Author: Roald Dahl
Since receiving a Roald Dahl box set of books as a gift, my family & I have been enjoying reading these classic novels together, and I have enjoyed revisiting stories I read & loved so many years ago. Dahl wrote with such whimsy, combined with a darkness that’s always present, but with happy endings that make for fantastic fantasies. Charlie and the Chocolate Factory and Fantastic Mr. Fox are two we’ve read recently, and both are great stories made into good movies. Here’s another in James and the Giant Peach, a book with a sad element, an adventure unlike any other, and ultimately a pleasant finish that captures the imaginations of adults & children alike.
James is a lonely little boy, a lad whose parents died in a tragic accident, and who now lives with his terribly unpleasant aunts on a hill above a village. They treat him horribly, he never gets to play with anyone, and hasn’t left the hill is so very long. What he needs is a little magic to help him out, and that’s just what he gets. A strange man gives James mysterious crystals that, when spilled in the garden, create marvelous results. A peach from the garden’s peach tree grows to an enormous size, and when James ventures into a tunnel in its side, he discovers that creatures are living inside the peach pit. And what’s more, they are waiting on him to begin a journey, to leave the hill & to explore the world, all from within one giant peach.

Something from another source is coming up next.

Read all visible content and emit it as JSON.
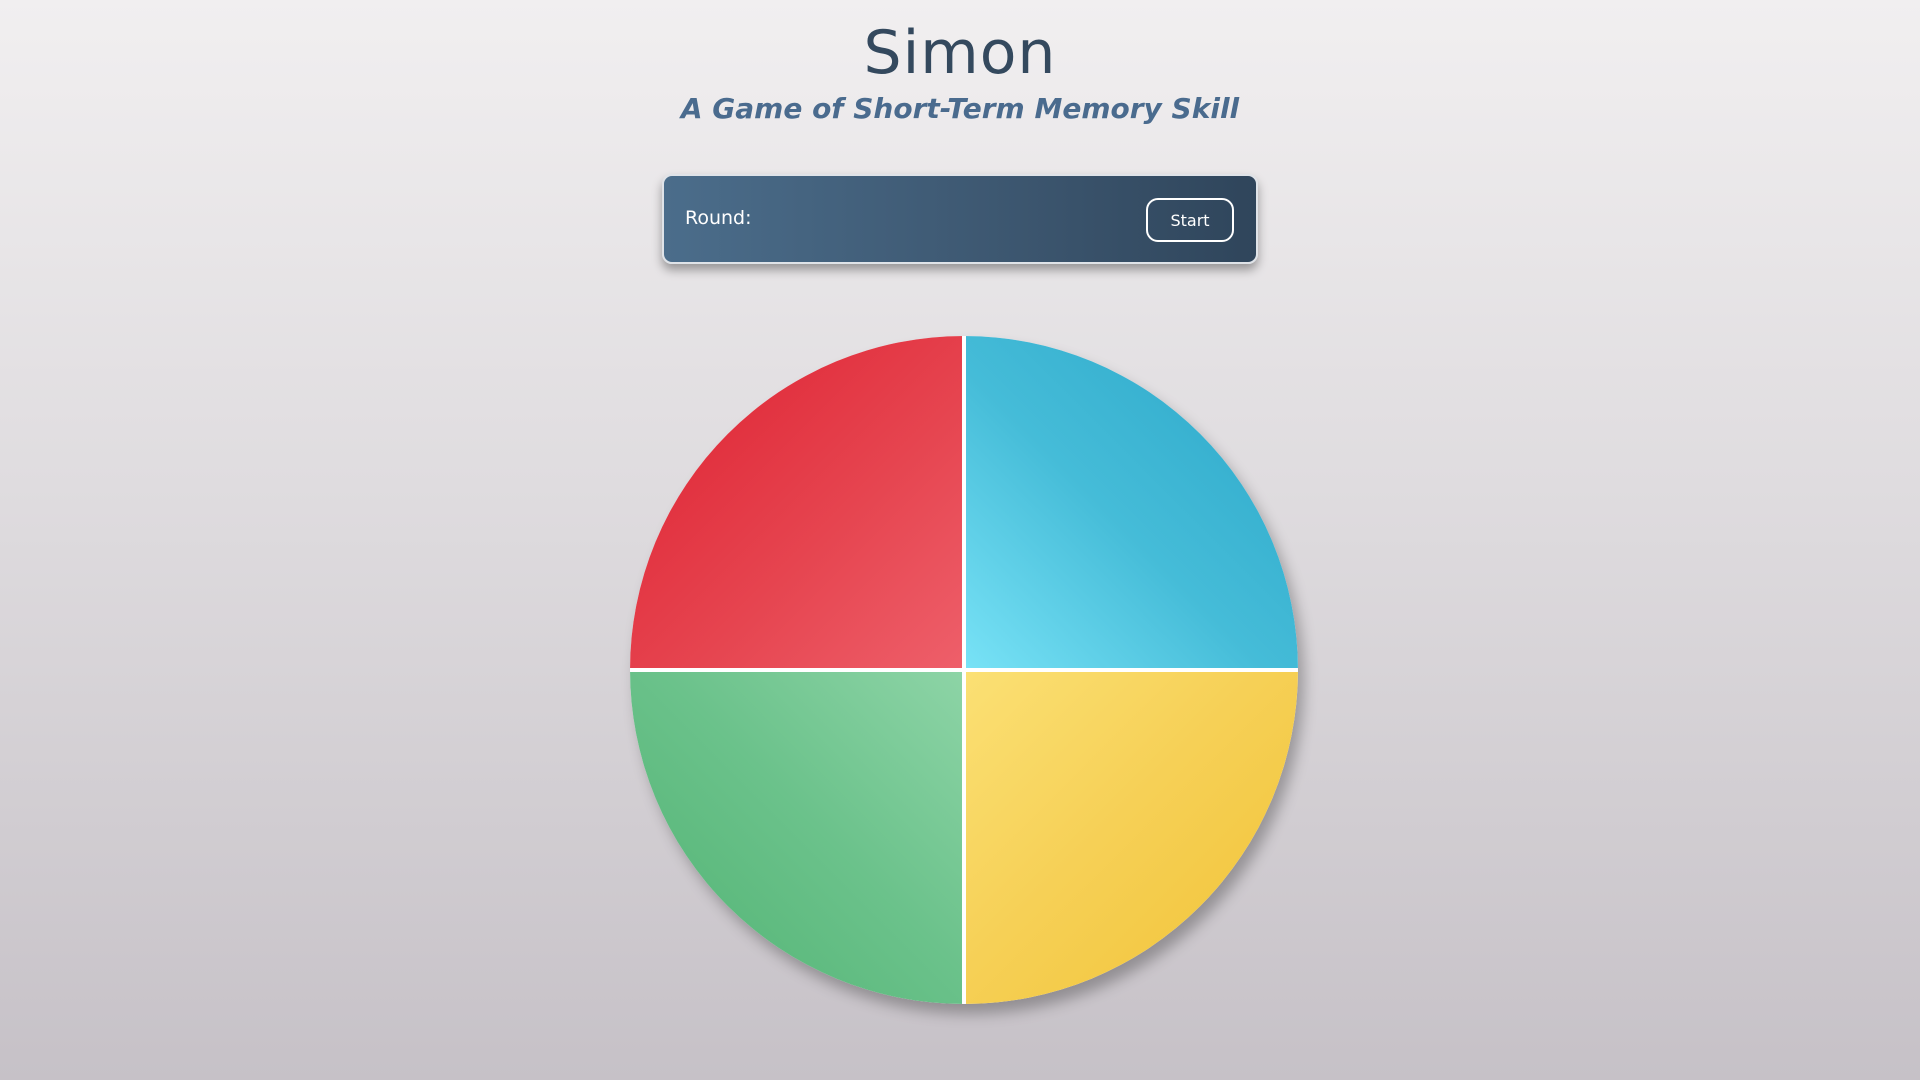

What an incredibly entertaining story with more magic than you can imagine. It starts off with the colossal peach, and that’s strange enough, but the creatures inside add an extra element of fantasy that carried the book through to the end. And then there’s the journey itself, the strange things the group sees along the way, the trouble they get into & out of. It’s a great book, one that’s fun to read, excellent to imagine, and always exciting. And the happiness is offset by a bit of morbidity, what with the abusive aunts, the grumpy creatures, the chance of death while traversing the world in a giant fruit. It’s a well-rounded story (no pun intended) if ever there was one, making for a fun read, but with a base of literary talent to support the preposterous plot. Read James to your kids over the course of some evenings or to yourself in two or three sittings; you’ll have a great time either way.
My rating: ☆ ☆ ☆ ☆